Dataset entries Block Start

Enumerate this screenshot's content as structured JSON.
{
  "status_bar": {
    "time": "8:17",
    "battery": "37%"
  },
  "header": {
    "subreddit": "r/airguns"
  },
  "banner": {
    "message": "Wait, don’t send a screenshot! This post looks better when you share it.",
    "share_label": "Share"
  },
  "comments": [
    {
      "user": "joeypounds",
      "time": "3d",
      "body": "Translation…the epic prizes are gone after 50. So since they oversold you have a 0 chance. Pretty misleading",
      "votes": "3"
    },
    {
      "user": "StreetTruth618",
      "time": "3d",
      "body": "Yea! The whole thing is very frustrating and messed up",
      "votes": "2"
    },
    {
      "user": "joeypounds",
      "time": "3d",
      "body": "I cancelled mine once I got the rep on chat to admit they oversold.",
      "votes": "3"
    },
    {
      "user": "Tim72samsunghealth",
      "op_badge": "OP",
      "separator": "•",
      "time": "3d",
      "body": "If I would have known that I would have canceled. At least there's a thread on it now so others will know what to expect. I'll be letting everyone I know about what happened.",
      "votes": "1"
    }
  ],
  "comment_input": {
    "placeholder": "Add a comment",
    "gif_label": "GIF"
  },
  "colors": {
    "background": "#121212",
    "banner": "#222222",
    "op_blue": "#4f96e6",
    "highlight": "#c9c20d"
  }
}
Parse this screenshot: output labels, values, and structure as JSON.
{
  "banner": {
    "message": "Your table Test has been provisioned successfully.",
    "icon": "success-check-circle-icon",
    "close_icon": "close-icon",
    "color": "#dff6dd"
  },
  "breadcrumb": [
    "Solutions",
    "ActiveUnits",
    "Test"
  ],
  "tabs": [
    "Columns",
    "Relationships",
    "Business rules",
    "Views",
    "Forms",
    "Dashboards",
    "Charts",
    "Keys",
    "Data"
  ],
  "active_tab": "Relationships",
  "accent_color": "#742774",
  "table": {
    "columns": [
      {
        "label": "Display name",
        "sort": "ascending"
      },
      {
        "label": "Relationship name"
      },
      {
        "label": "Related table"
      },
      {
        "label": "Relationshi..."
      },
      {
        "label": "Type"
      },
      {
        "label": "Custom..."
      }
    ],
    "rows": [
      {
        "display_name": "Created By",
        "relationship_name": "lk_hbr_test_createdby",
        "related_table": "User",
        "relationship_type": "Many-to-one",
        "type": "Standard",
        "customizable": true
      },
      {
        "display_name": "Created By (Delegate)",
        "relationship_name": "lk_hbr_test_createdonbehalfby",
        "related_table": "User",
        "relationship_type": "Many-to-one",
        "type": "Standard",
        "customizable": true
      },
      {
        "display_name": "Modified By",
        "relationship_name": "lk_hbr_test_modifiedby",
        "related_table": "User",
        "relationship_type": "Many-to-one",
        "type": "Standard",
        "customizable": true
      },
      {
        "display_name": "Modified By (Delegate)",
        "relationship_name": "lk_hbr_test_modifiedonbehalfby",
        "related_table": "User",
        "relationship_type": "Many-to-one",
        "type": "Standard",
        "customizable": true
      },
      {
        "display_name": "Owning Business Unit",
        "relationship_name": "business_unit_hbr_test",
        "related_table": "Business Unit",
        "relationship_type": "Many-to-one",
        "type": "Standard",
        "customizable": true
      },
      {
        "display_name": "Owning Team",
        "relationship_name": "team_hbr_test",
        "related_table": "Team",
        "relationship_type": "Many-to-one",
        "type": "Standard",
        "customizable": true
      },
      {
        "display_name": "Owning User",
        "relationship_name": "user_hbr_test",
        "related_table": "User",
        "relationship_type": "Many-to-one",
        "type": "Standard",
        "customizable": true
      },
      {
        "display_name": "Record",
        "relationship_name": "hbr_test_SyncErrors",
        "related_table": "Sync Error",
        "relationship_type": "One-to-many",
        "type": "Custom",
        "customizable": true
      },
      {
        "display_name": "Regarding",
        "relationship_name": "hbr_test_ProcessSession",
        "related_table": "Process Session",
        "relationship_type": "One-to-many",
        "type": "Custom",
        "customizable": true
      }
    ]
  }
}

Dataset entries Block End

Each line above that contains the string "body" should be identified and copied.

Task response:
      "body": "Translation…the epic prizes are gone after 50. So since they oversold you have a 0 chance. Pretty misleading",
      "body": "Yea! The whole thing is very frustrating and messed up",
      "body": "I cancelled mine once I got the rep on chat to admit they oversold.",
      "body": "If I would have known that I would have canceled. At least there's a thread on it now so others will know what to expect. I'll be letting everyone I know about what happened.",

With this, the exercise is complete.